[SOURCE MATERIAL]

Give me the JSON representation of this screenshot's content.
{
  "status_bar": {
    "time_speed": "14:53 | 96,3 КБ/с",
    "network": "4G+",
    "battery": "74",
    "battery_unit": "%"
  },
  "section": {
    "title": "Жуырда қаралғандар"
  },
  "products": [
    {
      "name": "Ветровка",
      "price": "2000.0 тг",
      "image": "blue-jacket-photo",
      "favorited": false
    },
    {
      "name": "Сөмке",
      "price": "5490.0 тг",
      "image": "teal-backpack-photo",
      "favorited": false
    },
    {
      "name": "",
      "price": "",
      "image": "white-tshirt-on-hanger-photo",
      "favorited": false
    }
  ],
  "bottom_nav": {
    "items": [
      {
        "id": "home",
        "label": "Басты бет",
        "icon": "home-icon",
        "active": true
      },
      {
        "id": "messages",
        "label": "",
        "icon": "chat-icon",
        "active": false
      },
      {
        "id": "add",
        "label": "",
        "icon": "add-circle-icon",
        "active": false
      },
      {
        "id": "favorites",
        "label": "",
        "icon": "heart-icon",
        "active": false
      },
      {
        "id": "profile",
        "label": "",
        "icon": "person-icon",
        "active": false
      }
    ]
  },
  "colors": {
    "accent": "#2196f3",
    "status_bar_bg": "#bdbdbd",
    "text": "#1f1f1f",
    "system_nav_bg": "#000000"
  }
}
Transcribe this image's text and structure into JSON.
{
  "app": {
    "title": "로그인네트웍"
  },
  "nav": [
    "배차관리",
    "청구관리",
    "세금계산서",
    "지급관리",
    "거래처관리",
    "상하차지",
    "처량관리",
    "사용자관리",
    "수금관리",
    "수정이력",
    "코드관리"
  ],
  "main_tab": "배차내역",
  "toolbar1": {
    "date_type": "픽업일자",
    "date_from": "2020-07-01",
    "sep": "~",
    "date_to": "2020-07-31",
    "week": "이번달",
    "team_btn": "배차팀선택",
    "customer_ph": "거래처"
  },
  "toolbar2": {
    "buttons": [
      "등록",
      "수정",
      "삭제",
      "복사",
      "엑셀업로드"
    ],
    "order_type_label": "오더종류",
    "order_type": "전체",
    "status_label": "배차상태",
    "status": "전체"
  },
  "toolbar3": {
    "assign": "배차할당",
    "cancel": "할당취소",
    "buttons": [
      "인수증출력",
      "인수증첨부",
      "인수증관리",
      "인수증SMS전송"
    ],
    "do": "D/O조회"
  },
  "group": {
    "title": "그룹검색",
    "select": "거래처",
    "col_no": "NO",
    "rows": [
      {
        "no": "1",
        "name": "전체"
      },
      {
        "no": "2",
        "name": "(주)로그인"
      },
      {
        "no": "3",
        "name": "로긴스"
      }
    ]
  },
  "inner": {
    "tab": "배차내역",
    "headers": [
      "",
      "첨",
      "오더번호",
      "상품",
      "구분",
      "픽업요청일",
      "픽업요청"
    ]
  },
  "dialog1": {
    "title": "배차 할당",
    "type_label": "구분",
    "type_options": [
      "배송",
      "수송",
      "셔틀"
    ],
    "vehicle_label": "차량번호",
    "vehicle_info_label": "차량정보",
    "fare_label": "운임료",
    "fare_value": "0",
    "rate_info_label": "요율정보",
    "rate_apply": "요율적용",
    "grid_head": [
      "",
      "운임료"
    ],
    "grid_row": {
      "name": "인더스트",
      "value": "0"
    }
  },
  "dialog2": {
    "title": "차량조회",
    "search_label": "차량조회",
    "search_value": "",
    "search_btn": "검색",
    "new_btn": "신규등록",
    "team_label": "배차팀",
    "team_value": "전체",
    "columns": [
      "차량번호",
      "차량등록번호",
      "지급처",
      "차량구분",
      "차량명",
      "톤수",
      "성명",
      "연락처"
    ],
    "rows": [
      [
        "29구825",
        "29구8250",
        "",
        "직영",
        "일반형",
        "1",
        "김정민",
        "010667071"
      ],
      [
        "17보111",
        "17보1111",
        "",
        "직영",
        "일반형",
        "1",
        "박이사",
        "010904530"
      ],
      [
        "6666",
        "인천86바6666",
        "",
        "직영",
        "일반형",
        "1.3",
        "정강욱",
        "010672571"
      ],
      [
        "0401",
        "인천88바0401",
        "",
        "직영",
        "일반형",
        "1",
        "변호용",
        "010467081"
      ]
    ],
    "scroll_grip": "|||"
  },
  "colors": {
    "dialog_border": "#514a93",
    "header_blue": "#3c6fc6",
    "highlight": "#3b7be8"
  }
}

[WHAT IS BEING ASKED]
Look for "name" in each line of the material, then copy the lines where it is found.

[FINAL ANSWER]
      "name": "Ветровка",
      "name": "Сөмке",
      "name": "",
        "name": "전체"
        "name": "(주)로그인"
        "name": "로긴스"
      "name": "인더스트",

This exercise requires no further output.